In the age of the single download, Jeff Harford
rediscovers the album.
To quote Spinal Tap's David St Hubbins and Nigel Tufnel,
there's a fine line between stupid and clever.
That accepted, the Cure's Robert Smith would be one musician
who has made a career out of hopping from one side of the
line to the other.
Those of us who have struggled to look past Smith's Andy
Pandy pyjamas and savagely teased mop prefer to remember a
leaner, sharper version of the man, the one who hooked us
into his darkening world with songs that reflected our own
growing attraction to good old self-gratifying inner turmoil.
Of course, it all got a bit out of hand around the time of
Pornography (1982) but Smith had begun his descent and
was entitled to see if he could reach the floor of the pit.
The album that set his slide in motion remains an intriguing
slice of minimalist post-punk rock, positioned somewhere on
the outer fringes of pop where cold winds blow and where love
has turned bitter.
Seventeen Seconds (1980) followed the more lightweight
debut Three Imaginary Boys (1979). The contrast
between the two is surprising, given the short time span and
the critical success of the more pop-oriented release, but
the later album casts a much larger shadow.
Smith has stepped back from the microphone to allow clean,
ultra-present instrumentation to dominate, most notably Lol
Tolhurst's metronomic drumming, new member Simon Gallup's
economical bass lines and Smith's own rhythmically strummed

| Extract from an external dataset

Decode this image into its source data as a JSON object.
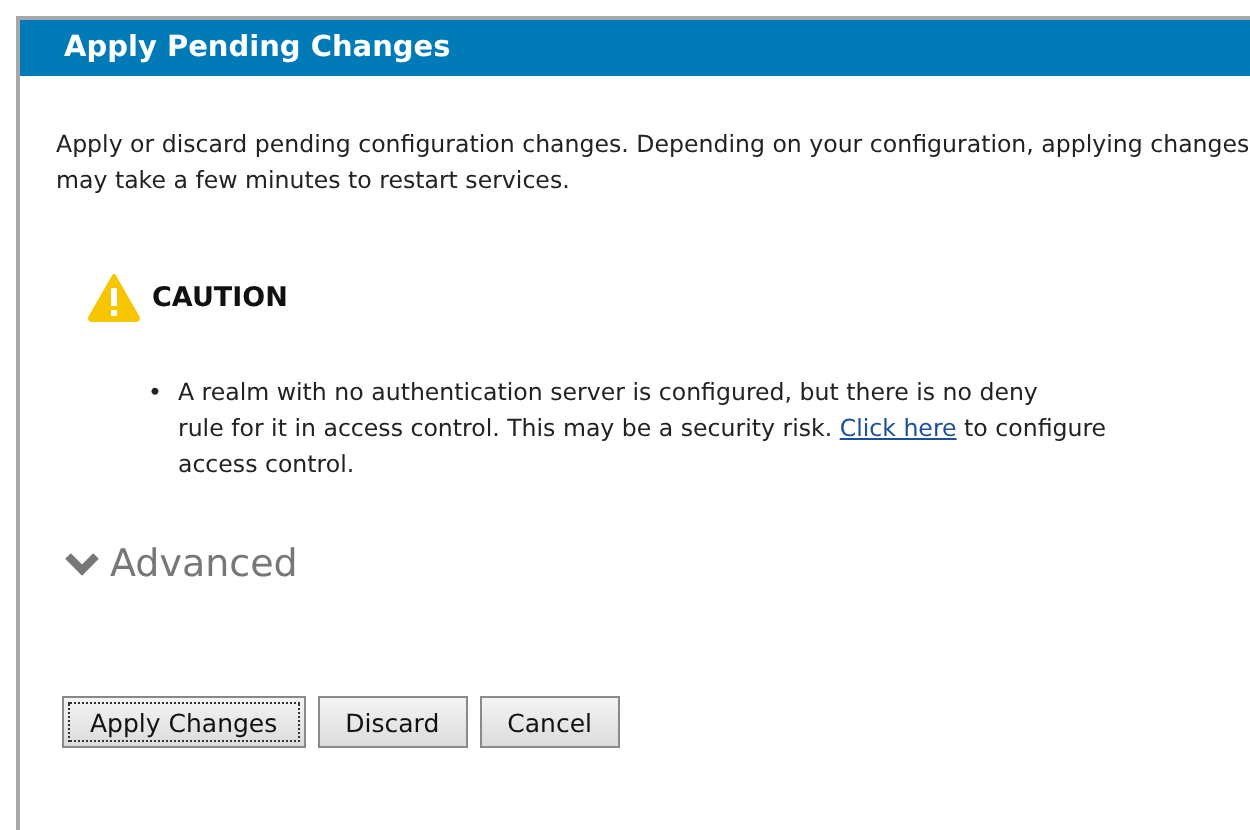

What vocals there are either drift through the background,
foreshadowing the ghostly skittering of Smith's late-career
red-eyed waif character, or are thin and heavily laced with
Two songs are so substantial as to render the balance mere
scene-setters. Play For Today, powered by synthetic
blasts of frozen nitrogen, and The Forest, the
hypnotic dreamscape that would be the band's first charting
single, are irresistible reminders of the Cure's coolness, in
all senses of the word.